#### Information:

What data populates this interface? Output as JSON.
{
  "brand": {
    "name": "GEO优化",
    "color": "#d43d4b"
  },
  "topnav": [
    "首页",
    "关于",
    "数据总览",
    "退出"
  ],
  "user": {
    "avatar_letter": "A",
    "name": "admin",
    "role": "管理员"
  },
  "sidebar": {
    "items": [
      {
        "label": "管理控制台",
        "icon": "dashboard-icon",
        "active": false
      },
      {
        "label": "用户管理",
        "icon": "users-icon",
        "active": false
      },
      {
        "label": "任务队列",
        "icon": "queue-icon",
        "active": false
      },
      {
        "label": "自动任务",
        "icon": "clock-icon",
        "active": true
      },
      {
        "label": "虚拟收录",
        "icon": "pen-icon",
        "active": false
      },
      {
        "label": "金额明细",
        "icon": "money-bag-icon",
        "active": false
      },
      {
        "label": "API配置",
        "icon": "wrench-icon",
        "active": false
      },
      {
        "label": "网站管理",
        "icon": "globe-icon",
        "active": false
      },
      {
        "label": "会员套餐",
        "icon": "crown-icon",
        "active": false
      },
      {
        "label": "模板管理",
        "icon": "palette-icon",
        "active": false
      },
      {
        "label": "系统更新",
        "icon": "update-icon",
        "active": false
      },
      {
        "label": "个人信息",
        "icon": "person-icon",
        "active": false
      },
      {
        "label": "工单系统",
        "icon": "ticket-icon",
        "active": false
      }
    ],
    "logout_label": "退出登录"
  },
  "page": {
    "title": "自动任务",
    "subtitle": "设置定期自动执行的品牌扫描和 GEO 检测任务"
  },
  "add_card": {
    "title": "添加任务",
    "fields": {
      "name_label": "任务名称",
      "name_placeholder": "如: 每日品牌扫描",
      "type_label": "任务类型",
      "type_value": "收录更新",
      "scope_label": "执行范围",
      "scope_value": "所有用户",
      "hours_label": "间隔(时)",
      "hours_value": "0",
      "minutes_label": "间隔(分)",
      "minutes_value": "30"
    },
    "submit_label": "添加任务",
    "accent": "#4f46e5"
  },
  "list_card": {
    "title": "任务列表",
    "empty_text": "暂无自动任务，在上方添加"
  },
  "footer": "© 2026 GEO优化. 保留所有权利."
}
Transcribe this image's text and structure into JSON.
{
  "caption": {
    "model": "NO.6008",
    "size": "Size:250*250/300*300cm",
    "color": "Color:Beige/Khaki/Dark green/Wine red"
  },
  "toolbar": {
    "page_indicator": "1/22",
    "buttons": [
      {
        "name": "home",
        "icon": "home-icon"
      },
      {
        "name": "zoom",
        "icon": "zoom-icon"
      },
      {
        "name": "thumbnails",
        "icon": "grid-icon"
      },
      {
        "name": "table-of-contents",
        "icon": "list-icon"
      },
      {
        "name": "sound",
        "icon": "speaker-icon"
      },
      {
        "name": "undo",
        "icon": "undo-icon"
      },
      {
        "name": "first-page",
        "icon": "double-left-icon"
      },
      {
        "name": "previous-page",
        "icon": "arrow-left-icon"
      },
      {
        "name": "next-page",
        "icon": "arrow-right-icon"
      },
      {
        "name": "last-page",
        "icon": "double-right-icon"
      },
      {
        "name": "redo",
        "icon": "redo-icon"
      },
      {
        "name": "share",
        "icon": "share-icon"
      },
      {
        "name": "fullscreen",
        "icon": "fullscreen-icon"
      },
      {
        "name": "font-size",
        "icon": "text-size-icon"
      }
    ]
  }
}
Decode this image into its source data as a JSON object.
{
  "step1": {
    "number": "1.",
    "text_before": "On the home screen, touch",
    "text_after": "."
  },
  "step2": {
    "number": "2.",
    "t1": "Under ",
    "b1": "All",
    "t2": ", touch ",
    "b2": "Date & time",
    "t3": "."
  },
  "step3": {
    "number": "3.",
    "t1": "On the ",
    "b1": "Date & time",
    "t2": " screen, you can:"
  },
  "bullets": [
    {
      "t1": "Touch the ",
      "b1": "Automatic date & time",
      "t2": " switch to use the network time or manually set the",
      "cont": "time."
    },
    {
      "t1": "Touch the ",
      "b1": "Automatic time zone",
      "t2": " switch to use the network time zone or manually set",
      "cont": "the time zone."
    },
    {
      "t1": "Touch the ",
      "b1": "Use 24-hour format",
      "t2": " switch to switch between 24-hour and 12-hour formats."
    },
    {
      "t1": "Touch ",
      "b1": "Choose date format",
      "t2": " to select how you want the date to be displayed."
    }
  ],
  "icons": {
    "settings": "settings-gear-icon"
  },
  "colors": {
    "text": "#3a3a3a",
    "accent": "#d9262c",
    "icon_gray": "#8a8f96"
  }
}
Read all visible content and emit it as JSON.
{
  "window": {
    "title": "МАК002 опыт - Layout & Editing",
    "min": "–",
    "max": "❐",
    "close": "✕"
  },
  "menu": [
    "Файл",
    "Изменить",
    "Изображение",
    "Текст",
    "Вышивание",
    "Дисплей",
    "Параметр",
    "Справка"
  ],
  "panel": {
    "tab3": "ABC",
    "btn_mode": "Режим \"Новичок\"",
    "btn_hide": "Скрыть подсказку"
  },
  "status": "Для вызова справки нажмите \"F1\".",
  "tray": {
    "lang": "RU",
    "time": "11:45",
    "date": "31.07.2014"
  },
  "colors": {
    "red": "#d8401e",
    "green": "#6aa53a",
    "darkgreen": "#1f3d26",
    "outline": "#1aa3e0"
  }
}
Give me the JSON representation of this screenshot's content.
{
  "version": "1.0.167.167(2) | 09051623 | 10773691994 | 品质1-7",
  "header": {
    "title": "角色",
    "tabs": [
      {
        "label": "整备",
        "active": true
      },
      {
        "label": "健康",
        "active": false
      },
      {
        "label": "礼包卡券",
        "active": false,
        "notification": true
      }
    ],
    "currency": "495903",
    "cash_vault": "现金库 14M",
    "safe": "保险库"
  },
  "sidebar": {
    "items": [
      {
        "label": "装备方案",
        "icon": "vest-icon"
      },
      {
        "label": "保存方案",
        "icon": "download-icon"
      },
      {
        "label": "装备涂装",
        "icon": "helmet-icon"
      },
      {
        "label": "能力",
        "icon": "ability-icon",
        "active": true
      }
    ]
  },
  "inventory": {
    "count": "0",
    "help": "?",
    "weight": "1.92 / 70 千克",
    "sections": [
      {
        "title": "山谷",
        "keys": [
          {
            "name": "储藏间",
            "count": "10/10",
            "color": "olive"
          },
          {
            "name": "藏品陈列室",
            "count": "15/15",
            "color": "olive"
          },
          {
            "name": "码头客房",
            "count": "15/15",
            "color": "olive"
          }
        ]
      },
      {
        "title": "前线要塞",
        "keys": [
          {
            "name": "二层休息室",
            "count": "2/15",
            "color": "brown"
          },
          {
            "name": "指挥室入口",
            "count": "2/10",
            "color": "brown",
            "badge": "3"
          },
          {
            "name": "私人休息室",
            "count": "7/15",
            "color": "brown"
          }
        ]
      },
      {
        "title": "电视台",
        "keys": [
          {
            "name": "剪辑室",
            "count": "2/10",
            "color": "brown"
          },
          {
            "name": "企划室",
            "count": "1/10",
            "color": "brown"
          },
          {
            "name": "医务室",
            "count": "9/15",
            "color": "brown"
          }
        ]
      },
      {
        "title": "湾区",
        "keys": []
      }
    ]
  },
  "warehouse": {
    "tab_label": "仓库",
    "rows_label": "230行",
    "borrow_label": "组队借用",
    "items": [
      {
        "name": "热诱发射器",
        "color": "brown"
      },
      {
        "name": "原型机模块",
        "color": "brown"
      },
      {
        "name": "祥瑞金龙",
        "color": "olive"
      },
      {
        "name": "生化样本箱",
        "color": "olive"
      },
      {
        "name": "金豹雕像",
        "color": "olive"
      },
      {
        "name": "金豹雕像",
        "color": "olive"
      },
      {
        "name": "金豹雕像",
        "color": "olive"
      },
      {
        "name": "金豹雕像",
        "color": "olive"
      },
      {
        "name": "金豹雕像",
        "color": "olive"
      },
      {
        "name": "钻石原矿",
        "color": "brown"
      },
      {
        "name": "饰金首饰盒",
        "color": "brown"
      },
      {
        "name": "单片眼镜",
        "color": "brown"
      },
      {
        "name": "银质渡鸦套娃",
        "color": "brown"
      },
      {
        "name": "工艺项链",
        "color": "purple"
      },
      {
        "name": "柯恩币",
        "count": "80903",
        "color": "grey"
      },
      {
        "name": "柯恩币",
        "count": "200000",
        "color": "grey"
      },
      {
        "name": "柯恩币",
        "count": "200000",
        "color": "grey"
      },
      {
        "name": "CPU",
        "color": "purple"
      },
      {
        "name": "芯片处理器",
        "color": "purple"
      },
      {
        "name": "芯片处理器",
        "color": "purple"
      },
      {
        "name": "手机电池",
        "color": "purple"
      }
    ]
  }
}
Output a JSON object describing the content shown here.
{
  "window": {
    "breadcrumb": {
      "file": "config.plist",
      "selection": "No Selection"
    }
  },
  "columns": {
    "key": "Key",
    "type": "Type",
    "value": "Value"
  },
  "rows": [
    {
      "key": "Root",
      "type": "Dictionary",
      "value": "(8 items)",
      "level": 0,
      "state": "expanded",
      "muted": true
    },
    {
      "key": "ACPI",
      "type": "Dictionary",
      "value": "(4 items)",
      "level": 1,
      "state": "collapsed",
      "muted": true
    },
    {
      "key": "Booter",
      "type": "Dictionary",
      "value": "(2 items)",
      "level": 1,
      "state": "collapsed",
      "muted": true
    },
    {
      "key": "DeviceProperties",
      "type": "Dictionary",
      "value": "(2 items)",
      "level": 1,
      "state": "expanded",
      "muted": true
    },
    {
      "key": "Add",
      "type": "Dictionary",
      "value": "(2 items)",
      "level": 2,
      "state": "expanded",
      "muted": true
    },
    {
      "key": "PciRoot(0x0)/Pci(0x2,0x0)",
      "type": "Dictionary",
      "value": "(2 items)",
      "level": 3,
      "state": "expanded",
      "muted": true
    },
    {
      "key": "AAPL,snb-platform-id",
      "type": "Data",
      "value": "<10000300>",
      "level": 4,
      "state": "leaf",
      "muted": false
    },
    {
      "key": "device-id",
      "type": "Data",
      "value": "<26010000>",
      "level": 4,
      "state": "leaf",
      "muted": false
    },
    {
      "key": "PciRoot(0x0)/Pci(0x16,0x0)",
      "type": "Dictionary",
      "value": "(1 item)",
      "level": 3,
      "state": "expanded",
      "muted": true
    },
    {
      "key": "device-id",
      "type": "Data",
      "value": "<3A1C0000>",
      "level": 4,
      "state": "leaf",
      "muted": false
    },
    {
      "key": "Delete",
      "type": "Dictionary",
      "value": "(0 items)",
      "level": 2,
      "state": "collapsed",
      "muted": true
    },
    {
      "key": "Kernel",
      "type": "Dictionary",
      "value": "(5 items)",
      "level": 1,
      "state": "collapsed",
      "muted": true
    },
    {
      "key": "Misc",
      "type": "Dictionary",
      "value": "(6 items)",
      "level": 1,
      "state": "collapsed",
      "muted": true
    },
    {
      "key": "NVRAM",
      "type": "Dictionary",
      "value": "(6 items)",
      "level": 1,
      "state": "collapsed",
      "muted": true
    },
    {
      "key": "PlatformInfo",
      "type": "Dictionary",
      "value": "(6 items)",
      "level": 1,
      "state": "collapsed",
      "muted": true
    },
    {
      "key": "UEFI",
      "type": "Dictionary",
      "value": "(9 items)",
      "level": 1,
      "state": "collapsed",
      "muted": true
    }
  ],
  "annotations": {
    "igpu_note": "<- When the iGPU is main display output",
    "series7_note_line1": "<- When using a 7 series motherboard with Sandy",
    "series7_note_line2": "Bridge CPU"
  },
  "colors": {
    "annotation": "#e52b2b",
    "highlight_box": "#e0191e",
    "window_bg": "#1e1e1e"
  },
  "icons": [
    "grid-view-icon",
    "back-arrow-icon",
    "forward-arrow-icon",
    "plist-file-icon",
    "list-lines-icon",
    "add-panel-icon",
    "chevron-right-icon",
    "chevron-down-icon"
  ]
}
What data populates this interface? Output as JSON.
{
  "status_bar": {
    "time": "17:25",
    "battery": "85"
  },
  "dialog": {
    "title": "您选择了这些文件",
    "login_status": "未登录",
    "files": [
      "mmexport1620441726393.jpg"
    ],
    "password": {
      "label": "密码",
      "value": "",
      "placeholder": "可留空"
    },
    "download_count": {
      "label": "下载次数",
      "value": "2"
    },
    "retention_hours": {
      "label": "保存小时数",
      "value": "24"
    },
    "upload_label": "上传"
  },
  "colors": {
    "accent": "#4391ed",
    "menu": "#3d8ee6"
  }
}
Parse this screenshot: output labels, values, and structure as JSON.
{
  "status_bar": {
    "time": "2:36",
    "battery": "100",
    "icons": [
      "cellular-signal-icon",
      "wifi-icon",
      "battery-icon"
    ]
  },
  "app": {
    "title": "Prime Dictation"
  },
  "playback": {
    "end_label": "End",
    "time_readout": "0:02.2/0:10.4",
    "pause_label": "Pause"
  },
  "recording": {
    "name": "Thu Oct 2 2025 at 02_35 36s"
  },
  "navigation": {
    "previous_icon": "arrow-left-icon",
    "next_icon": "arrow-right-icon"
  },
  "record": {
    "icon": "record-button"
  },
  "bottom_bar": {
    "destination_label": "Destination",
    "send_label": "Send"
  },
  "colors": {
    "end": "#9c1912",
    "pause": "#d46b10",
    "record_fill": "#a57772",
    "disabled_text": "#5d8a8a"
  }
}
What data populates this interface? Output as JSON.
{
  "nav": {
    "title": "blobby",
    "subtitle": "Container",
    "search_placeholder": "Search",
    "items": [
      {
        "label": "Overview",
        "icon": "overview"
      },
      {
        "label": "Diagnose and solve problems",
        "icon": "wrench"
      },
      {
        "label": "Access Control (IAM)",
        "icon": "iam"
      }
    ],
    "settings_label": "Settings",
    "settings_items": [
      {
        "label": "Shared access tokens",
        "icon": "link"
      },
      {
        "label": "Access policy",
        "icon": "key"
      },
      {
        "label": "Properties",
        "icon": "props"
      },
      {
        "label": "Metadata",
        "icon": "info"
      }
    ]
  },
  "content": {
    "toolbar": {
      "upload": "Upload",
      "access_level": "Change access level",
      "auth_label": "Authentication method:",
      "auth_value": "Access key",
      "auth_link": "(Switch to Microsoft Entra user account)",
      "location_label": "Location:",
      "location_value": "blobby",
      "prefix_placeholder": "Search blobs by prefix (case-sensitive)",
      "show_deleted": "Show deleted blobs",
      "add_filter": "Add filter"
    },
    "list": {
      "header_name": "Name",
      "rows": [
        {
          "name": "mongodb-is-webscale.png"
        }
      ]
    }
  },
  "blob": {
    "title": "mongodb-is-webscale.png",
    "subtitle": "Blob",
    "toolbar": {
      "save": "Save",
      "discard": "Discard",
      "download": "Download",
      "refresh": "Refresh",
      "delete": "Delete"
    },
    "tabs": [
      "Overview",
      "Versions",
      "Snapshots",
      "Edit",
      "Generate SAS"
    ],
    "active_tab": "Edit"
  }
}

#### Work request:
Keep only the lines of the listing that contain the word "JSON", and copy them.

#### Solution to this task:
What data populates this interface? Output as JSON.
Transcribe this image's text and structure into JSON.
Decode this image into its source data as a JSON object.
Read all visible content and emit it as JSON.
Give me the JSON representation of this screenshot's content.
Output a JSON object describing the content shown here.
What data populates this interface? Output as JSON.
Parse this screenshot: output labels, values, and structure as JSON.
What data populates this interface? Output as JSON.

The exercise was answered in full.